  • As gross as it may sound, add round pieces of bread on top of meatballs and dot the center of the piece of bread to give it an eyeball look. Children love it.
  • When you make your own bread, pita pockets, or tortilla shells add food coloring to the dough to give it a different color. Kids will love the variety of color that comes on their plate.
  • Arrange their food in a certain shape, such as a face or design. This makes eating fun and before they know it they will have eaten everything on their plate.
  • Make their plates decorative. Buy paper plates that you can cut out and design to make it fun for the children.
  • When you prepare a particular food differently it also gives it a different smell. Try fixing the food that they won’t eat differently.
  • Another idea is to rename the food in order to get them to try it. Instead of cornbread you may want to call it "Johnny Cake." Most of the time, it is simple things like this that will allow the children to try it one time in order to find that they like it better. Never lie to them just be creative.
  • For lunch you can make your child individual tray meals that will have what they like on it. Put your child's name on the plate and stick it in the freezer. When your child is ready for it they can pop it in the microwave and heat it up to have a meal that they love and you prepared. This is also a good idea if you have something for dinner that they don't like.

As children get older their taste alters as well and they may like foods that they never would try when they were younger. Fixing more than one meal every night is not only expensive but you end up in the kitchen for a very long period of time trying to satisfy everyone's taste. Eating foods should not be a chore for children. Once they start to eat their meals, the better their eating habits will be and they will be able to eat more and eat better. A good rule of thumb is to give a child the size portion that is compared to their fist when it is closed. If they can eat that much you can always give them more. Make their next mealtime fun and interesting tonight.

And as a treat make the kids some cupcakes; cover each cake in frosting and then you can use these cupcake decorating ideas for inspiration or let the kids decorate their own.
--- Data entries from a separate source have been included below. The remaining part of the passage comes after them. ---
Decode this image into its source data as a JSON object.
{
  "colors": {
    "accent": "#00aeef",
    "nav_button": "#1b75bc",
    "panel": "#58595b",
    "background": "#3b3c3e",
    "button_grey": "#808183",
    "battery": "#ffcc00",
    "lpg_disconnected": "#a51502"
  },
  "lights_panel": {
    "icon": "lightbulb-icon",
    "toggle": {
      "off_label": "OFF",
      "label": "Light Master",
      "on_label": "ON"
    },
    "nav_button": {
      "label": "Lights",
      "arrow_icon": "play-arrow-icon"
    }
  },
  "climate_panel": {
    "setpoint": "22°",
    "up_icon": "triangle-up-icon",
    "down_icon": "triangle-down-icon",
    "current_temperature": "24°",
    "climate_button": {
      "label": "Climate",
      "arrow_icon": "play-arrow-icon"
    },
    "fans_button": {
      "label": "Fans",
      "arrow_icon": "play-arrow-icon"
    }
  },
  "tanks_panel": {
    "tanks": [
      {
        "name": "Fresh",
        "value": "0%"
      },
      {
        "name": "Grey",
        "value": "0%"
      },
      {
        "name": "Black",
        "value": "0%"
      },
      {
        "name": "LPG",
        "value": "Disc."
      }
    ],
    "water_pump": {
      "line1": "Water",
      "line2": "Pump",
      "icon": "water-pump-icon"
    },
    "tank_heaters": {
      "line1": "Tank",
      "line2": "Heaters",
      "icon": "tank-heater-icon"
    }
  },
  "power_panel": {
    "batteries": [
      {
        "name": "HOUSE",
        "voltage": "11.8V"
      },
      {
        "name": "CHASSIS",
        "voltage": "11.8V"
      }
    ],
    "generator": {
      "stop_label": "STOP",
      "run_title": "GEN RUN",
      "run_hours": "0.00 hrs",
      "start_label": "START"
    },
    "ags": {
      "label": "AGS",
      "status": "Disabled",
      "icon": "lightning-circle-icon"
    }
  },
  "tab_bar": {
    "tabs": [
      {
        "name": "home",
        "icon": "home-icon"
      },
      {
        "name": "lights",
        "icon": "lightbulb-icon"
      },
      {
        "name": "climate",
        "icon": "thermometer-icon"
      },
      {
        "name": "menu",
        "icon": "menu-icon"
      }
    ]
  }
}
The author, Lisa Paterson, loves cooking great food with her best friend: her husband! From cupcake baking to decorating tips beyond icing and sprinkles, Lisa offers visitors her taste-tested recipes.
Check out ===> Cupcake Creations